Tony Abbott, challenging Turnbull's interpretation of European settlement of Australia. You've got Cory Bernardi calling his boss a liar. Ah well, you know - he's not always wrong, so I don't know. What you've also got is what I think is a sign this week of what happens when you've got a divided government. You've got Turnbull saying now that whilst there'll be a plebiscite on marriage equality his cabinet won't be bound by it. We do not need three more years of a weak Prime Minister leading a divided government. We don't even need a public opinion poll which has no effect in terms of the voting patterns of the Liberals.

What we need now is an economic plan which drives stability, driven by a united team. And that's we offer ourselves to the Australian people. We are united, they are not. And we have a plan for economic growth which I think speaks to the disaffection which we see in some Western societies right now, where the mass of ordinary voters feels that politics doesn't speak to them. Where they're exhausted by the cynicism of political elites. What we offer the Australian people is not tax cuts of $50 billion for the largest multinationals and companies in Australia. We reject that economic path, because that is a flawed plan. We do not offer Australians a tax cut for people on a million dollars a year so they can get $17,000 less - pay less tax next year than they did last year. We believe in multinationals paying their fair share. And why do we do all of these things? It's because we believe that the best way that you grow a society is by ensuring that the working class and the middle class are looked after. I want this to be a country, where when your kids are sick you can afford to go and see a doctor. I want this to be a country where no matter the economic circumstances or the post code you live in, whether or not dad has lost his job because of a decline in the mining boom, I want it to be the case that every child, in every post code, in every school, gets every opportunity. It is the best fix. I want the regions, as well as the cities, to have access to a first class National Broadband Network. I want this to be a country that doesn't put off the problems of climate change to future generations because Mr Turnbull's too scared of the climate sceptics in his own party.

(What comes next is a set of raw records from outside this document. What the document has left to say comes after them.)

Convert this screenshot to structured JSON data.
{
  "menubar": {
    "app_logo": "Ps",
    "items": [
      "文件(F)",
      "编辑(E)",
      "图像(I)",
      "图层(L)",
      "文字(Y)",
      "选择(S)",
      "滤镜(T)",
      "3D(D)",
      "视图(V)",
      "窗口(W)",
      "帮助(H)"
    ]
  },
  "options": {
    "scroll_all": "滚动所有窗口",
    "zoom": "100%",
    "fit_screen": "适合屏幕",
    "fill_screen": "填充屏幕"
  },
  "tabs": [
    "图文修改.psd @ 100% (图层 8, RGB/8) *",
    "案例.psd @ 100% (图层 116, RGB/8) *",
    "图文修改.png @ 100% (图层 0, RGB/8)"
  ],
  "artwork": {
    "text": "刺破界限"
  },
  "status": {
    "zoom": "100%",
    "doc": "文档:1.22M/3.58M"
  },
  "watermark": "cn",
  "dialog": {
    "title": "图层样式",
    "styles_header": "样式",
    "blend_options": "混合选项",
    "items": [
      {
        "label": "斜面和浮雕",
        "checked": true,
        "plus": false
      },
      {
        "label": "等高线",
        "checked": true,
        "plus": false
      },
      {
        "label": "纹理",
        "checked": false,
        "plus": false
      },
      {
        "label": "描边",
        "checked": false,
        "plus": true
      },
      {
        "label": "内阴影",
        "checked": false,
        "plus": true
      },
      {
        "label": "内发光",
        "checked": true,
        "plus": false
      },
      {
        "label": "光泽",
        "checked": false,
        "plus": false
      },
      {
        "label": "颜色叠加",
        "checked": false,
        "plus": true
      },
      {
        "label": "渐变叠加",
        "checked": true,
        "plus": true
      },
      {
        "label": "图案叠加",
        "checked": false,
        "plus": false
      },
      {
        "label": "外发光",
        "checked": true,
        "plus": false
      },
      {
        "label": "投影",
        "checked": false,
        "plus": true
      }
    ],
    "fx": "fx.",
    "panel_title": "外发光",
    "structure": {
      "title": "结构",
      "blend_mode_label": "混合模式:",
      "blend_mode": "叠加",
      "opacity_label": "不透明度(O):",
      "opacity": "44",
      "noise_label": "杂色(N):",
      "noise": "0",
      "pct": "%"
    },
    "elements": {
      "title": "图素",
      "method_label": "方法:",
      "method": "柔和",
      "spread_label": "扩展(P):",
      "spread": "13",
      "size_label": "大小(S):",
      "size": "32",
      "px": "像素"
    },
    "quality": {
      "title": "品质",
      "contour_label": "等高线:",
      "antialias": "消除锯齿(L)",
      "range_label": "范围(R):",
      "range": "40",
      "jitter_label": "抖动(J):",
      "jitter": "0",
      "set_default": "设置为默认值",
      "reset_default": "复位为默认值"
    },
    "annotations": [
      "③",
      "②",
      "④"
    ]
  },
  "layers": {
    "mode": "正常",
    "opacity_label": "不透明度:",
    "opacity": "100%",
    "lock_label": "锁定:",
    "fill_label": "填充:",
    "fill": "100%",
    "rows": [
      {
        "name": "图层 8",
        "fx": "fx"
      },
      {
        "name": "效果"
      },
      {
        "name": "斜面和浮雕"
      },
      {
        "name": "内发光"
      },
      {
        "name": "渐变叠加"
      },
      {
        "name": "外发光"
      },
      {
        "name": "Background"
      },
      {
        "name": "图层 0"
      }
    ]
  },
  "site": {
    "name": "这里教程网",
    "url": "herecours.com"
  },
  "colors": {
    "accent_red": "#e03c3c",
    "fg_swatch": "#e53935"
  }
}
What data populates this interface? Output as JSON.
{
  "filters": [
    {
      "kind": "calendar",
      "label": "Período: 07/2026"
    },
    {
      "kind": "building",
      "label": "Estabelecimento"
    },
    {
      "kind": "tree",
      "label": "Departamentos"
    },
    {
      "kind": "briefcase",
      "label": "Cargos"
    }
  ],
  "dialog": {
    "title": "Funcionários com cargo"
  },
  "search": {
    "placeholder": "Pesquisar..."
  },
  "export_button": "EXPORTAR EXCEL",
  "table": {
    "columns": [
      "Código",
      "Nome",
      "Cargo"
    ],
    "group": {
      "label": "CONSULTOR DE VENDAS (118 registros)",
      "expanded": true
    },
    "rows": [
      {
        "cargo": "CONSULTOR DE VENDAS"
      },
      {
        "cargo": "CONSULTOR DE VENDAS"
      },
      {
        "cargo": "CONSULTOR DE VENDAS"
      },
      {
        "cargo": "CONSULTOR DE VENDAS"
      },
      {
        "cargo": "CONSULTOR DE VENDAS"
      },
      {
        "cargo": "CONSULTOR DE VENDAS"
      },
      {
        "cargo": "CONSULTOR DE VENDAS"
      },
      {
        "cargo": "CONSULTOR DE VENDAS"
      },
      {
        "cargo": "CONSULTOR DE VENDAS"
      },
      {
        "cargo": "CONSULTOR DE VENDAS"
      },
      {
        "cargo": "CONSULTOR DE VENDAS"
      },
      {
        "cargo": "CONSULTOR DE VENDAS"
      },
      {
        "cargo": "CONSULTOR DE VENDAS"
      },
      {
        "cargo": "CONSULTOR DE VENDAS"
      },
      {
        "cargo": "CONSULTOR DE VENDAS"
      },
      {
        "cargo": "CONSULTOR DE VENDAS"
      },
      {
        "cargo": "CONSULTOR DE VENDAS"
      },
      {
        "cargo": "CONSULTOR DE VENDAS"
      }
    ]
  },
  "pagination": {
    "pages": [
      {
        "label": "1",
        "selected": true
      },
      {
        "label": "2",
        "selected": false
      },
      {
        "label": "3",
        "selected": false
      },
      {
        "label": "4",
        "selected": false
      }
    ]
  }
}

I want to make sure that Townsville gets its fair share of national infrastructure work, that we have local content. I don't want to see Australian workers missing out on jobs because of rorts in the visa system which see guest workers from overseas being exploited by some unscrupulous employers, and at the same time our own welders and boilermakers, our own painters and scaffolders miss out on jobs. I want to see 'Made in Australia' mean something in the next three years.

I promise you this - that we will work every minute of every hour in the countdown to the election. This is an exciting time for this country. I know it's been an eight-week election - that was the other chap's idea - but what I can promise you is this. Just as we look at great achievements in the past of our party, and we sometimes wonder at how they managed to do it, be it Chifley and Curtain, be it Hawke and Keating - you know, the great arguments and the great fights. Be it Wayne Goss overturning the LNP regime up here. Well this is our chance to be part of this nation's future, this is our chance to be more than just a face in the crowd, and I am determined, despite what Mr Turnbull says about Medicare - we called him out on his privatisation taskforce, we caught him with his hand in the policy cookie jar of privatisation, as I saw a bloke on TV say the other night, you don't set up a taskforce for privatisation

without an outcome in mind. But what we've done is we've scored a bit of a win there, but we know that this election ultimately is a referendum on Medicare.

Every Australian can have a chance to make their vote count. On July the 3rd, if Labor is elected, we will unfreeze the rebates to GP's, we will reinstate bulk-billing incentives for blood tests and X-rays, we will keep the price down on medicine and we will properly fund our hospitals. A nation which looks after the healthcare of each other, that is a great and growing nation, it's a productive nation. Labor gives that productive economic plan for our future. Thank you very much, seven more days.

ENDS